▸ **What the task asks**: Scan the listing for the word "link", and copy out each line where it is found.

▸ **Material for this task**:
#####

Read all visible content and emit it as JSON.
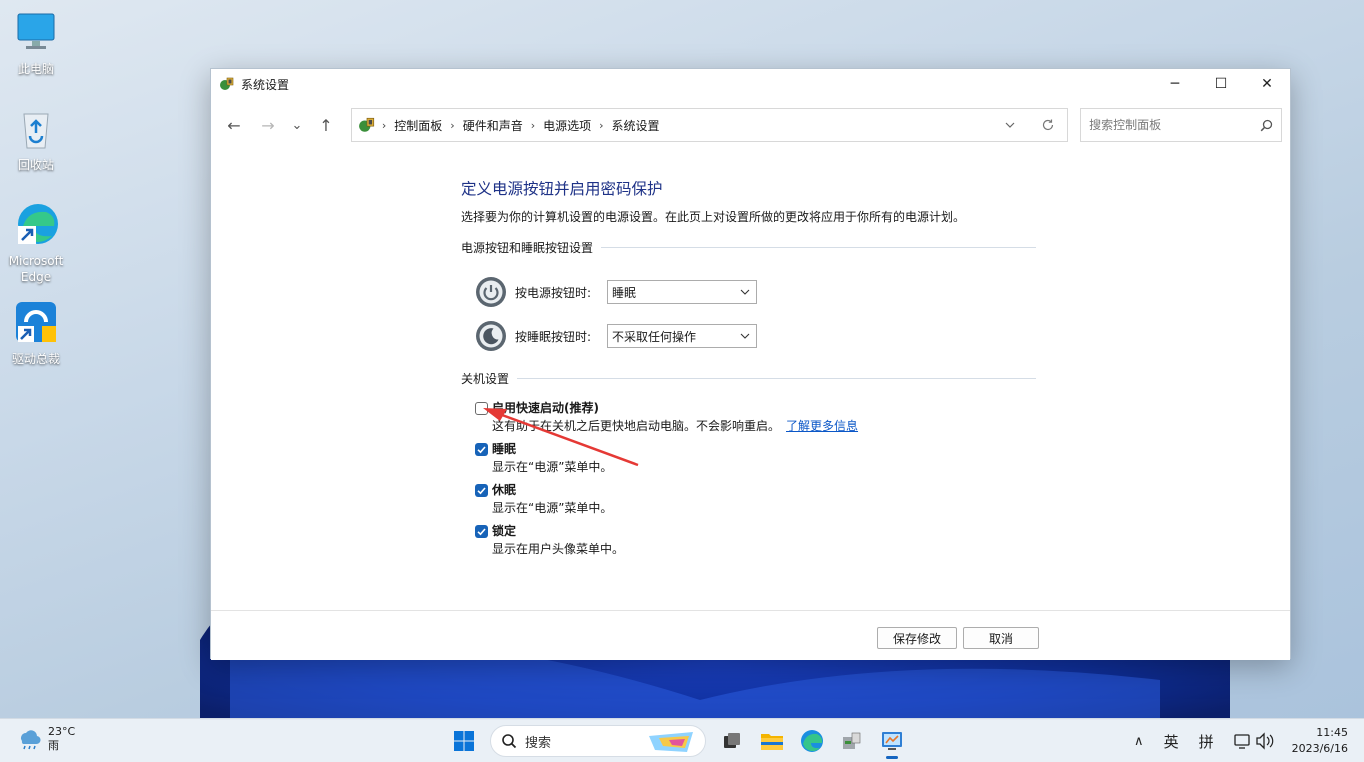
{
  "desktop": {
    "icons": [
      {
        "label": "此电脑"
      },
      {
        "label": "回收站"
      },
      {
        "label": "Microsoft Edge"
      },
      {
        "label": "驱动总裁"
      }
    ]
  },
  "window": {
    "title": "系统设置",
    "controls": {
      "minimize": "─",
      "maximize": "☐",
      "close": "✕"
    }
  },
  "nav": {
    "back": "←",
    "forward": "→",
    "recent": "⌄",
    "up": "↑"
  },
  "address": {
    "crumbs": [
      "控制面板",
      "硬件和声音",
      "电源选项",
      "系统设置"
    ],
    "separator": "›"
  },
  "search": {
    "placeholder": "搜索控制面板"
  },
  "page": {
    "heading": "定义电源按钮并启用密码保护",
    "description": "选择要为你的计算机设置的电源设置。在此页上对设置所做的更改将应用于你所有的电源计划。",
    "section_buttons": "电源按钮和睡眠按钮设置",
    "power_button_label": "按电源按钮时:",
    "power_button_value": "睡眠",
    "sleep_button_label": "按睡眠按钮时:",
    "sleep_button_value": "不采取任何操作",
    "section_shutdown": "关机设置",
    "options": [
      {
        "title": "启用快速启动(推荐)",
        "desc": "这有助于在关机之后更快地启动电脑。不会影响重启。",
        "link": "了解更多信息",
        "checked": false
      },
      {
        "title": "睡眠",
        "desc": "显示在“电源”菜单中。",
        "checked": true
      },
      {
        "title": "休眠",
        "desc": "显示在“电源”菜单中。",
        "checked": true
      },
      {
        "title": "锁定",
        "desc": "显示在用户头像菜单中。",
        "checked": true
      }
    ]
  },
  "footer": {
    "save": "保存修改",
    "cancel": "取消"
  },
  "taskbar": {
    "weather_temp": "23°C",
    "weather_cond": "雨",
    "search_label": "搜索",
    "tray_lang1": "英",
    "tray_lang2": "拼",
    "time": "11:45",
    "date": "2023/6/16",
    "chevron": "∧"
  },
  "colors": {
    "heading": "#1e3287",
    "link": "#0b57c7",
    "checkbox": "#1763b8",
    "annotation_arrow": "#e53935"
  }
}
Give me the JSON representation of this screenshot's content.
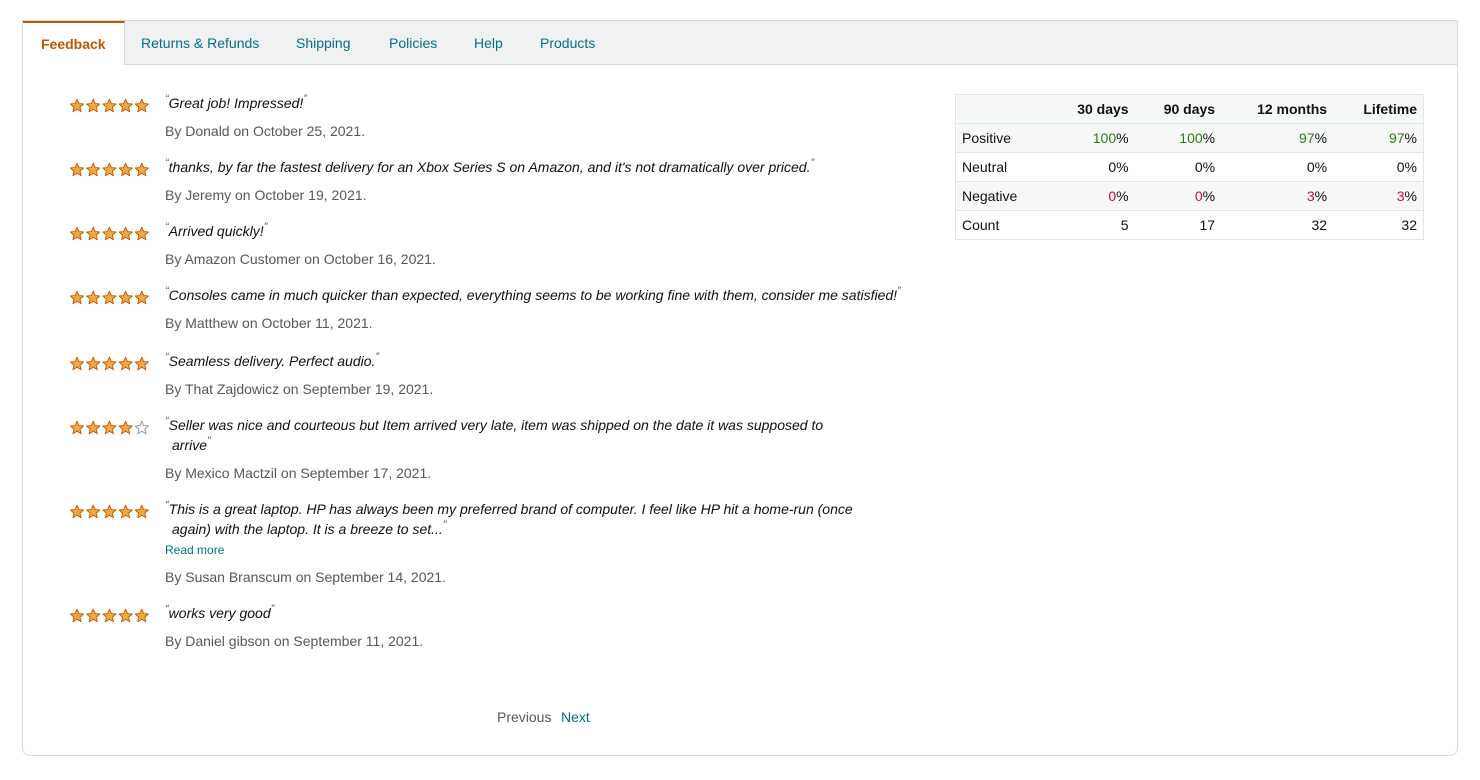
{
  "tabs": [
    {
      "label": "Feedback"
    },
    {
      "label": "Returns & Refunds"
    },
    {
      "label": "Shipping"
    },
    {
      "label": "Policies"
    },
    {
      "label": "Help"
    },
    {
      "label": "Products"
    }
  ],
  "colors": {
    "star": "#f3a847",
    "star_stroke": "#c45500",
    "accent": "#c45500",
    "link": "#007185",
    "positive": "#2c7a14",
    "negative": "#cc0c39"
  },
  "reviews": [
    {
      "rating": 5,
      "quote": "Great job! Impressed!",
      "by": "By Donald on October 25, 2021."
    },
    {
      "rating": 5,
      "quote": "thanks, by far the fastest delivery for an Xbox Series S on Amazon, and it's not dramatically over priced.",
      "by": "By Jeremy on October 19, 2021."
    },
    {
      "rating": 5,
      "quote": "Arrived quickly!",
      "by": "By Amazon Customer on October 16, 2021."
    },
    {
      "rating": 5,
      "quote": "Consoles came in much quicker than expected, everything seems to be working fine with them, consider me satisfied!",
      "by": "By Matthew on October 11, 2021."
    },
    {
      "rating": 5,
      "quote": "Seamless delivery. Perfect audio.",
      "by": "By That Zajdowicz on September 19, 2021."
    },
    {
      "rating": 4,
      "quote": "Seller was nice and courteous but Item arrived very late, item was shipped on the date it was supposed to arrive",
      "by": "By Mexico Mactzil on September 17, 2021."
    },
    {
      "rating": 5,
      "quote": "This is a great laptop. HP has always been my preferred brand of computer. I feel like HP hit a home-run (once again) with the laptop. It is a breeze to set...",
      "by": "By Susan Branscum on September 14, 2021.",
      "read_more": "Read more"
    },
    {
      "rating": 5,
      "quote": "works very good",
      "by": "By Daniel gibson on September 11, 2021."
    }
  ],
  "summary": {
    "headers": [
      "",
      "30 days",
      "90 days",
      "12 months",
      "Lifetime"
    ],
    "rows": [
      {
        "label": "Positive",
        "values": [
          "100",
          "100",
          "97",
          "97"
        ],
        "suffix": "%"
      },
      {
        "label": "Neutral",
        "values": [
          "0",
          "0",
          "0",
          "0"
        ],
        "suffix": "%"
      },
      {
        "label": "Negative",
        "values": [
          "0",
          "0",
          "3",
          "3"
        ],
        "suffix": "%"
      },
      {
        "label": "Count",
        "values": [
          "5",
          "17",
          "32",
          "32"
        ],
        "suffix": ""
      }
    ]
  },
  "pagination": {
    "previous": "Previous",
    "next": "Next"
  }
}
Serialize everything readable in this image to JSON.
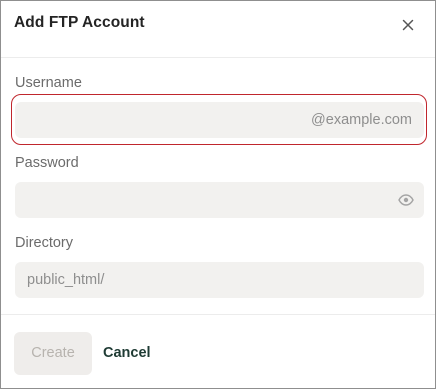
{
  "dialog": {
    "title": "Add FTP Account",
    "close_icon": "close-icon"
  },
  "fields": {
    "username": {
      "label": "Username",
      "value": "",
      "placeholder": "",
      "suffix": "@example.com",
      "focused": true,
      "focus_color": "#c0262d"
    },
    "password": {
      "label": "Password",
      "value": "",
      "placeholder": "",
      "icon": "eye-icon"
    },
    "directory": {
      "label": "Directory",
      "value": "",
      "placeholder": "public_html/"
    }
  },
  "footer": {
    "create_label": "Create",
    "create_disabled": true,
    "cancel_label": "Cancel"
  },
  "colors": {
    "input_bg": "#f2f1ef",
    "accent_text": "#1f3b34"
  }
}
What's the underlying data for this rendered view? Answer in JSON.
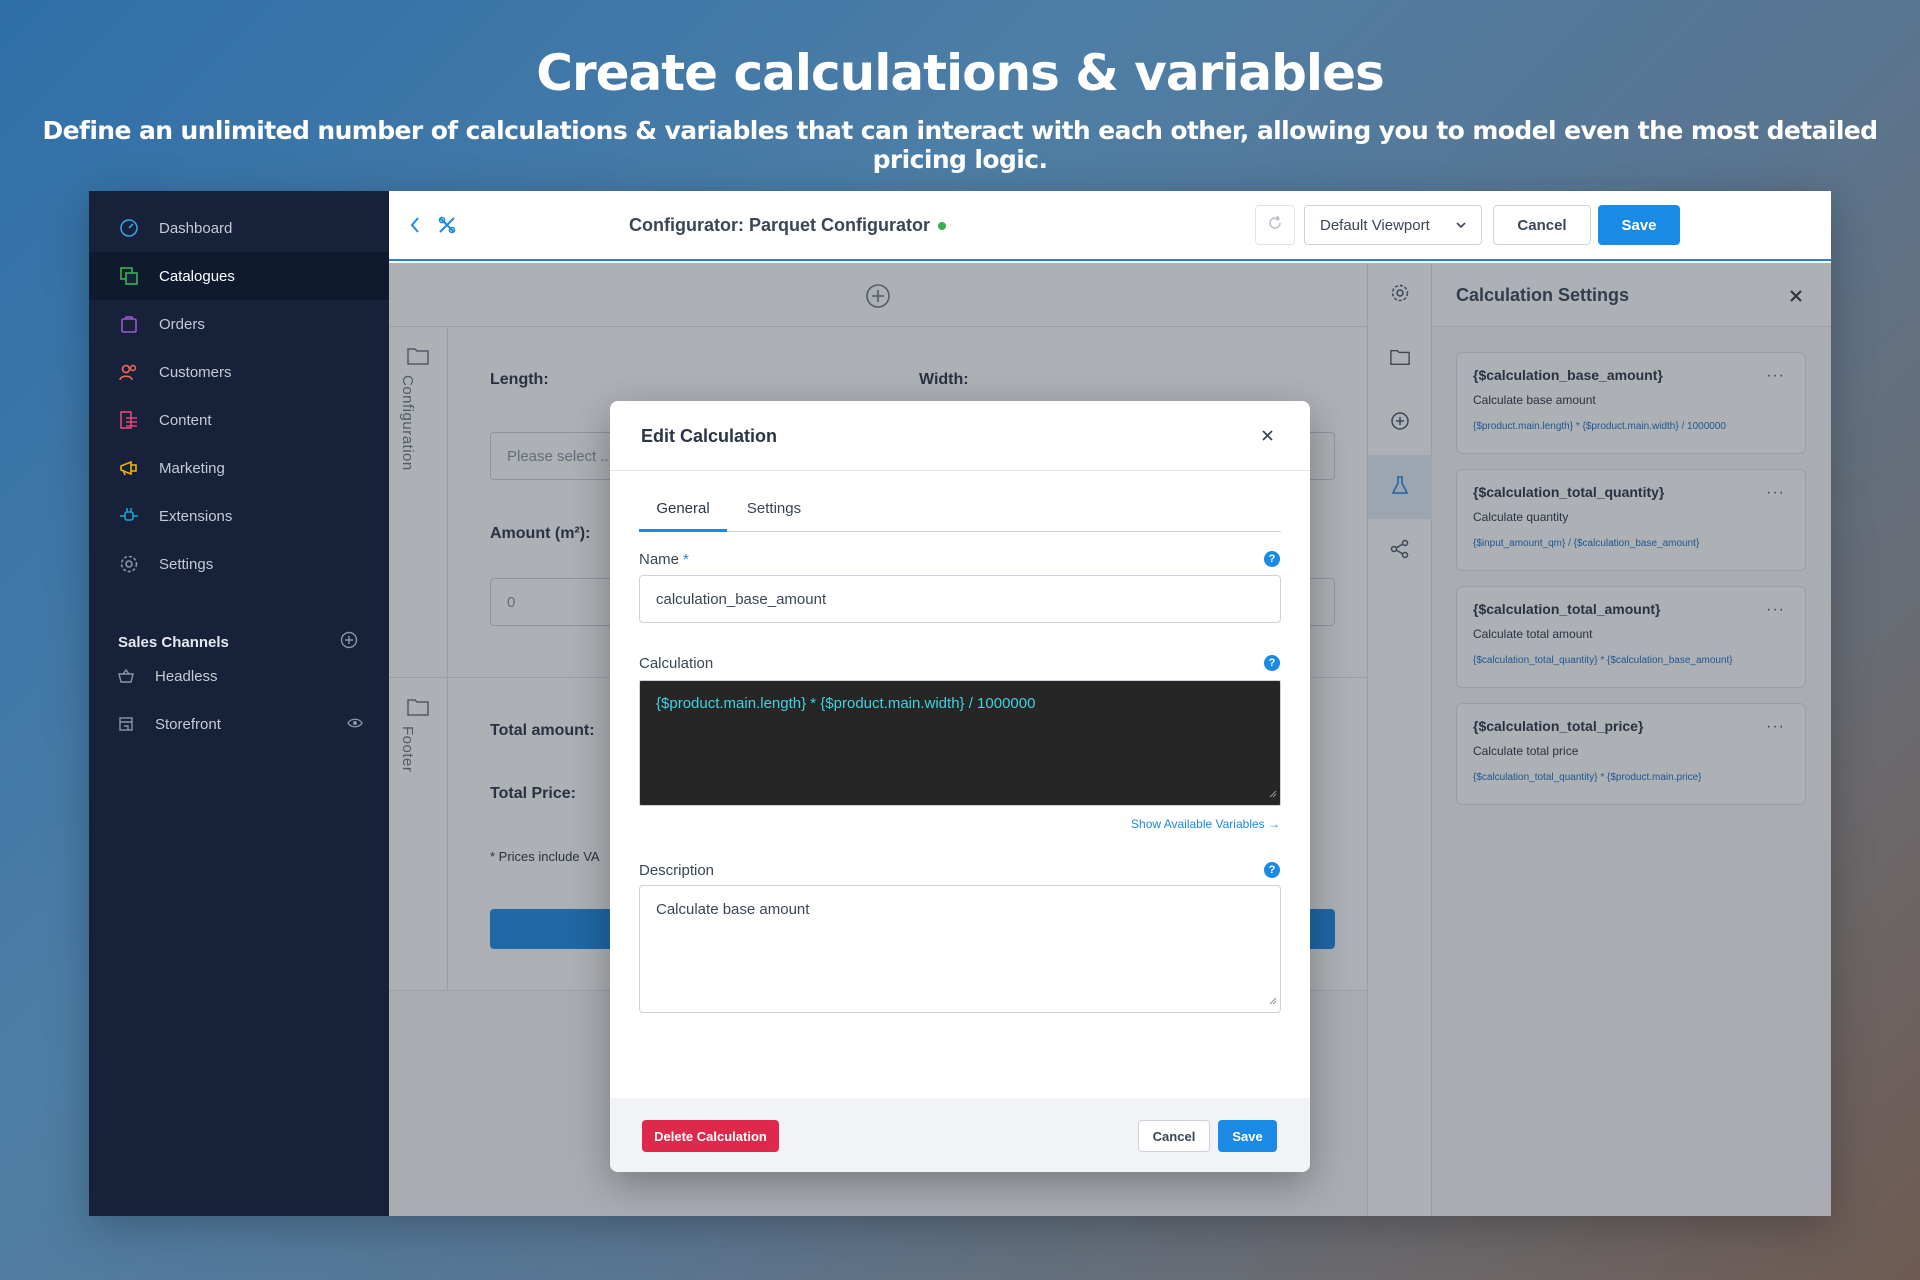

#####

▸ **Result**:
        "link": "了解更多信息",
    "link": "#0b57c7",
    "link": "#007185",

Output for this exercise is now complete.